*** Given entries ***

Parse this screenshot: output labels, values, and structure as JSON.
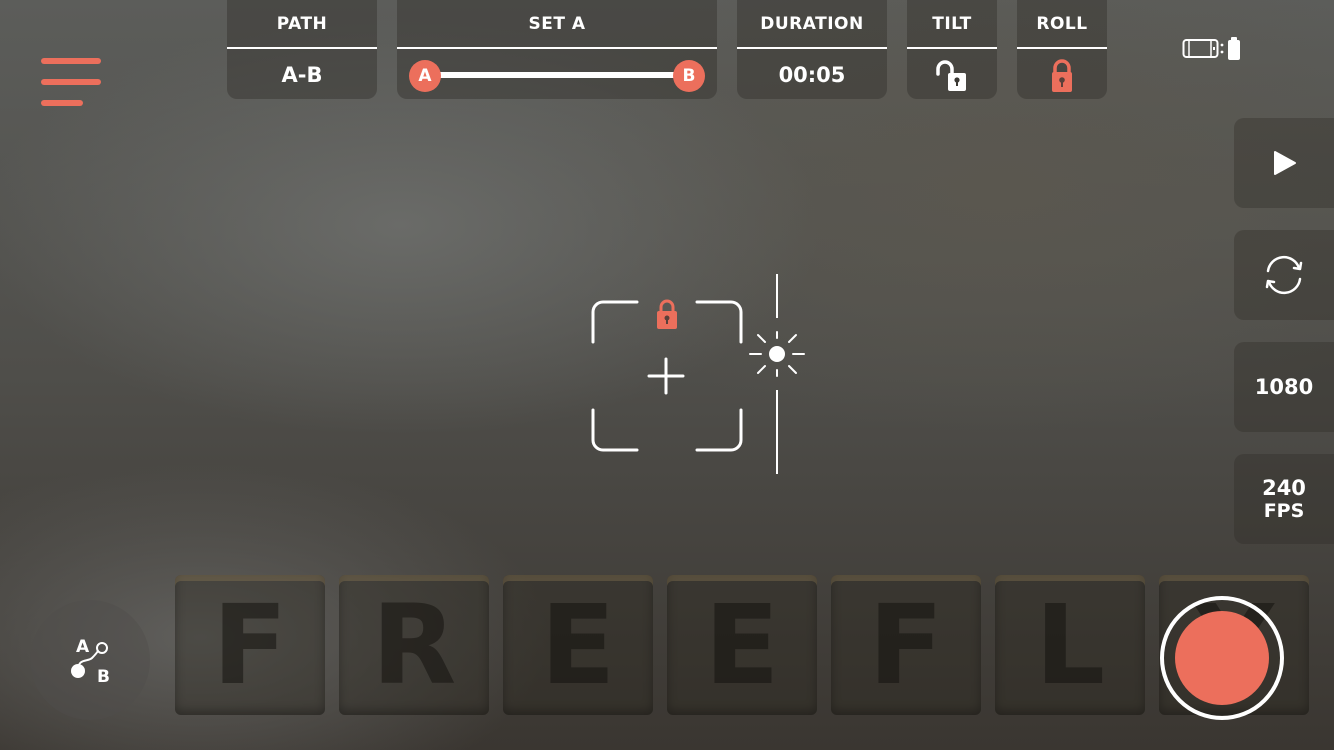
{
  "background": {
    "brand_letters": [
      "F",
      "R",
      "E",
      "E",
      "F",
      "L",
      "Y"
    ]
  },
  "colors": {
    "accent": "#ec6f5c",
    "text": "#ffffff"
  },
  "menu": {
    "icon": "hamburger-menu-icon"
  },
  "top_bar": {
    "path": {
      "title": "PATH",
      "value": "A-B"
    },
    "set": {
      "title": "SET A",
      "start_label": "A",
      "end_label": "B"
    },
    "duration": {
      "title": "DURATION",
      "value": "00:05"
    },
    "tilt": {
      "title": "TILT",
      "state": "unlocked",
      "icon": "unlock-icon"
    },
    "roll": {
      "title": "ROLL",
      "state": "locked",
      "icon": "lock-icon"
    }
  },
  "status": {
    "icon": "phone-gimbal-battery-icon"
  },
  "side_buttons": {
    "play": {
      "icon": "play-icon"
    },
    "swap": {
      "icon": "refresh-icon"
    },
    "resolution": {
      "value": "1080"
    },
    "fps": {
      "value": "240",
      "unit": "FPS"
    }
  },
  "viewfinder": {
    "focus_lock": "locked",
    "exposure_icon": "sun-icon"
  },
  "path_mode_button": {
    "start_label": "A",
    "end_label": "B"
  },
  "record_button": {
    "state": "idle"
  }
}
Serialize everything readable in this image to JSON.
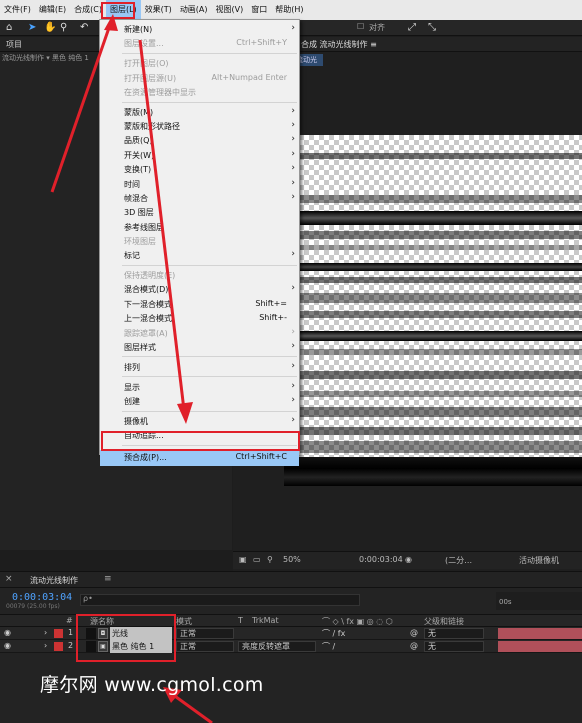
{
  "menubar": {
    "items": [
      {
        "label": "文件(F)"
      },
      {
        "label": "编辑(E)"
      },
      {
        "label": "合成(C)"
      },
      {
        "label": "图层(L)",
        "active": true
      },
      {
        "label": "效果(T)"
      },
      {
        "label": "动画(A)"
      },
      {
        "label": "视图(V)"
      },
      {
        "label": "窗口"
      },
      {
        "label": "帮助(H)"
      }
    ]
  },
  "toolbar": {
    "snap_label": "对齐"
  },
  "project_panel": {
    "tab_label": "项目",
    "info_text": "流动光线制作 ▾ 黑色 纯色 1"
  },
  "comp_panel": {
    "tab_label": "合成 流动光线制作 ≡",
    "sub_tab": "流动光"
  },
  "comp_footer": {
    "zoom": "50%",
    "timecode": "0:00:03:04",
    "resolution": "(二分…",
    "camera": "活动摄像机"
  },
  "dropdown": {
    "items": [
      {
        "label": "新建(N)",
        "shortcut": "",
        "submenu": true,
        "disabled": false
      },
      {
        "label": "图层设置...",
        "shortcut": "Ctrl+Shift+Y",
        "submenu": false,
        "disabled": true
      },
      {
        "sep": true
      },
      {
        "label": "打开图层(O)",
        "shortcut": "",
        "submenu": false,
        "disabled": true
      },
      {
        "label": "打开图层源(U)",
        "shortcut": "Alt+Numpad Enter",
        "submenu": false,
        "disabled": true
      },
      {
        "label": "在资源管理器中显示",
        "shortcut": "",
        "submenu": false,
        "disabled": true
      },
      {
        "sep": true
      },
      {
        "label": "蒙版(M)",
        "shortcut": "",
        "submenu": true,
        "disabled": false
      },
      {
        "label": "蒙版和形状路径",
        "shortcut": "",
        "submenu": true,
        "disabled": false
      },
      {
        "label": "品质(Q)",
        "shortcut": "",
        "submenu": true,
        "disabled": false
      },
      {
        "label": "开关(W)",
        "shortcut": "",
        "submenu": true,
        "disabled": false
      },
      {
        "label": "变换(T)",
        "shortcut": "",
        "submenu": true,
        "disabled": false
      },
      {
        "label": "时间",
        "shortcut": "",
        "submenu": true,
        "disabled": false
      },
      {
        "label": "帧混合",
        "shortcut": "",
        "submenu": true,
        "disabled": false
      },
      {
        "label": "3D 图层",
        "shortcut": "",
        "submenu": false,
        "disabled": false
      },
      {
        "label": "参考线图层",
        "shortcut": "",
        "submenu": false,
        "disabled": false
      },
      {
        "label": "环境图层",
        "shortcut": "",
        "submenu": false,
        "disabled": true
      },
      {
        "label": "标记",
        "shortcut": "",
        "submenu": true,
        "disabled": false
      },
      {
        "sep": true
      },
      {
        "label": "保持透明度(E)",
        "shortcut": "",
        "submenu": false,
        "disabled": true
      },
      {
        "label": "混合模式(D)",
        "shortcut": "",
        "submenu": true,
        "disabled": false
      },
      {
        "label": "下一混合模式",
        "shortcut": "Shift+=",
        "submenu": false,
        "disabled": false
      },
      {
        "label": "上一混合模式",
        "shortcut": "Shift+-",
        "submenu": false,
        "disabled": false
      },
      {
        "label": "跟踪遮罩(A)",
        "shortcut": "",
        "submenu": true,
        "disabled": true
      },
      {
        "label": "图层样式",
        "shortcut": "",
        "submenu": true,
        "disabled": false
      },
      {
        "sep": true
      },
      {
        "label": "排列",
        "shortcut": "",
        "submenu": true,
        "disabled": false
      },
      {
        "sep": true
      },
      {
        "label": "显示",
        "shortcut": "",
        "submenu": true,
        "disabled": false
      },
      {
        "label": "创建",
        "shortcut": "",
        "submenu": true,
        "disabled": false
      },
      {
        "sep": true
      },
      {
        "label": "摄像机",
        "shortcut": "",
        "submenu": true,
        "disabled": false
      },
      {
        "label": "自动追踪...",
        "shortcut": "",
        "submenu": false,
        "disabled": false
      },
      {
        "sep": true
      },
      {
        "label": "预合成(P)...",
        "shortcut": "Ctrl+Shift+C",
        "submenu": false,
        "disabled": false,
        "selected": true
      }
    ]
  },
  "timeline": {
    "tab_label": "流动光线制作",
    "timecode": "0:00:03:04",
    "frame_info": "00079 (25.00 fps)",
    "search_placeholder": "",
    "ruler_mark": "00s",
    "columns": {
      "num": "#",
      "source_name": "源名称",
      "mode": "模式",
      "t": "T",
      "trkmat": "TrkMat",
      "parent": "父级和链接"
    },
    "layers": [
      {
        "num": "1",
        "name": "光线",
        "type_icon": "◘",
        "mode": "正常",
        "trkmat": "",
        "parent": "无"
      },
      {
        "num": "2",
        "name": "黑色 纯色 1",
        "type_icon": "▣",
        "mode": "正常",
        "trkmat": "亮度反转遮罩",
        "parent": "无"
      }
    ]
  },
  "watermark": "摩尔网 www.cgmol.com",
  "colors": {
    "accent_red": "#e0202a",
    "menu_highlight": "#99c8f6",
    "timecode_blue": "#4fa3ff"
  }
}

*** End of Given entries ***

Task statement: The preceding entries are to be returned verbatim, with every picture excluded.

The answer:
Parse this screenshot: output labels, values, and structure as JSON.
{
  "background": {
    "brand_letters": [
      "F",
      "R",
      "E",
      "E",
      "F",
      "L",
      "Y"
    ]
  },
  "colors": {
    "accent": "#ec6f5c",
    "text": "#ffffff"
  },
  "menu": {
    "icon": "hamburger-menu-icon"
  },
  "top_bar": {
    "path": {
      "title": "PATH",
      "value": "A-B"
    },
    "set": {
      "title": "SET A",
      "start_label": "A",
      "end_label": "B"
    },
    "duration": {
      "title": "DURATION",
      "value": "00:05"
    },
    "tilt": {
      "title": "TILT",
      "state": "unlocked",
      "icon": "unlock-icon"
    },
    "roll": {
      "title": "ROLL",
      "state": "locked",
      "icon": "lock-icon"
    }
  },
  "status": {
    "icon": "phone-gimbal-battery-icon"
  },
  "side_buttons": {
    "play": {
      "icon": "play-icon"
    },
    "swap": {
      "icon": "refresh-icon"
    },
    "resolution": {
      "value": "1080"
    },
    "fps": {
      "value": "240",
      "unit": "FPS"
    }
  },
  "viewfinder": {
    "focus_lock": "locked",
    "exposure_icon": "sun-icon"
  },
  "path_mode_button": {
    "start_label": "A",
    "end_label": "B"
  },
  "record_button": {
    "state": "idle"
  }
}
Serialize everything readable in this image to JSON.
{
  "menubar": {
    "items": [
      {
        "label": "文件(F)"
      },
      {
        "label": "编辑(E)"
      },
      {
        "label": "合成(C)"
      },
      {
        "label": "图层(L)",
        "active": true
      },
      {
        "label": "效果(T)"
      },
      {
        "label": "动画(A)"
      },
      {
        "label": "视图(V)"
      },
      {
        "label": "窗口"
      },
      {
        "label": "帮助(H)"
      }
    ]
  },
  "toolbar": {
    "snap_label": "对齐"
  },
  "project_panel": {
    "tab_label": "项目",
    "info_text": "流动光线制作 ▾ 黑色 纯色 1"
  },
  "comp_panel": {
    "tab_label": "合成 流动光线制作 ≡",
    "sub_tab": "流动光"
  },
  "comp_footer": {
    "zoom": "50%",
    "timecode": "0:00:03:04",
    "resolution": "(二分…",
    "camera": "活动摄像机"
  },
  "dropdown": {
    "items": [
      {
        "label": "新建(N)",
        "shortcut": "",
        "submenu": true,
        "disabled": false
      },
      {
        "label": "图层设置...",
        "shortcut": "Ctrl+Shift+Y",
        "submenu": false,
        "disabled": true
      },
      {
        "sep": true
      },
      {
        "label": "打开图层(O)",
        "shortcut": "",
        "submenu": false,
        "disabled": true
      },
      {
        "label": "打开图层源(U)",
        "shortcut": "Alt+Numpad Enter",
        "submenu": false,
        "disabled": true
      },
      {
        "label": "在资源管理器中显示",
        "shortcut": "",
        "submenu": false,
        "disabled": true
      },
      {
        "sep": true
      },
      {
        "label": "蒙版(M)",
        "shortcut": "",
        "submenu": true,
        "disabled": false
      },
      {
        "label": "蒙版和形状路径",
        "shortcut": "",
        "submenu": true,
        "disabled": false
      },
      {
        "label": "品质(Q)",
        "shortcut": "",
        "submenu": true,
        "disabled": false
      },
      {
        "label": "开关(W)",
        "shortcut": "",
        "submenu": true,
        "disabled": false
      },
      {
        "label": "变换(T)",
        "shortcut": "",
        "submenu": true,
        "disabled": false
      },
      {
        "label": "时间",
        "shortcut": "",
        "submenu": true,
        "disabled": false
      },
      {
        "label": "帧混合",
        "shortcut": "",
        "submenu": true,
        "disabled": false
      },
      {
        "label": "3D 图层",
        "shortcut": "",
        "submenu": false,
        "disabled": false
      },
      {
        "label": "参考线图层",
        "shortcut": "",
        "submenu": false,
        "disabled": false
      },
      {
        "label": "环境图层",
        "shortcut": "",
        "submenu": false,
        "disabled": true
      },
      {
        "label": "标记",
        "shortcut": "",
        "submenu": true,
        "disabled": false
      },
      {
        "sep": true
      },
      {
        "label": "保持透明度(E)",
        "shortcut": "",
        "submenu": false,
        "disabled": true
      },
      {
        "label": "混合模式(D)",
        "shortcut": "",
        "submenu": true,
        "disabled": false
      },
      {
        "label": "下一混合模式",
        "shortcut": "Shift+=",
        "submenu": false,
        "disabled": false
      },
      {
        "label": "上一混合模式",
        "shortcut": "Shift+-",
        "submenu": false,
        "disabled": false
      },
      {
        "label": "跟踪遮罩(A)",
        "shortcut": "",
        "submenu": true,
        "disabled": true
      },
      {
        "label": "图层样式",
        "shortcut": "",
        "submenu": true,
        "disabled": false
      },
      {
        "sep": true
      },
      {
        "label": "排列",
        "shortcut": "",
        "submenu": true,
        "disabled": false
      },
      {
        "sep": true
      },
      {
        "label": "显示",
        "shortcut": "",
        "submenu": true,
        "disabled": false
      },
      {
        "label": "创建",
        "shortcut": "",
        "submenu": true,
        "disabled": false
      },
      {
        "sep": true
      },
      {
        "label": "摄像机",
        "shortcut": "",
        "submenu": true,
        "disabled": false
      },
      {
        "label": "自动追踪...",
        "shortcut": "",
        "submenu": false,
        "disabled": false
      },
      {
        "sep": true
      },
      {
        "label": "预合成(P)...",
        "shortcut": "Ctrl+Shift+C",
        "submenu": false,
        "disabled": false,
        "selected": true
      }
    ]
  },
  "timeline": {
    "tab_label": "流动光线制作",
    "timecode": "0:00:03:04",
    "frame_info": "00079 (25.00 fps)",
    "search_placeholder": "",
    "ruler_mark": "00s",
    "columns": {
      "num": "#",
      "source_name": "源名称",
      "mode": "模式",
      "t": "T",
      "trkmat": "TrkMat",
      "parent": "父级和链接"
    },
    "layers": [
      {
        "num": "1",
        "name": "光线",
        "type_icon": "◘",
        "mode": "正常",
        "trkmat": "",
        "parent": "无"
      },
      {
        "num": "2",
        "name": "黑色 纯色 1",
        "type_icon": "▣",
        "mode": "正常",
        "trkmat": "亮度反转遮罩",
        "parent": "无"
      }
    ]
  },
  "watermark": "摩尔网 www.cgmol.com",
  "colors": {
    "accent_red": "#e0202a",
    "menu_highlight": "#99c8f6",
    "timecode_blue": "#4fa3ff"
  }
}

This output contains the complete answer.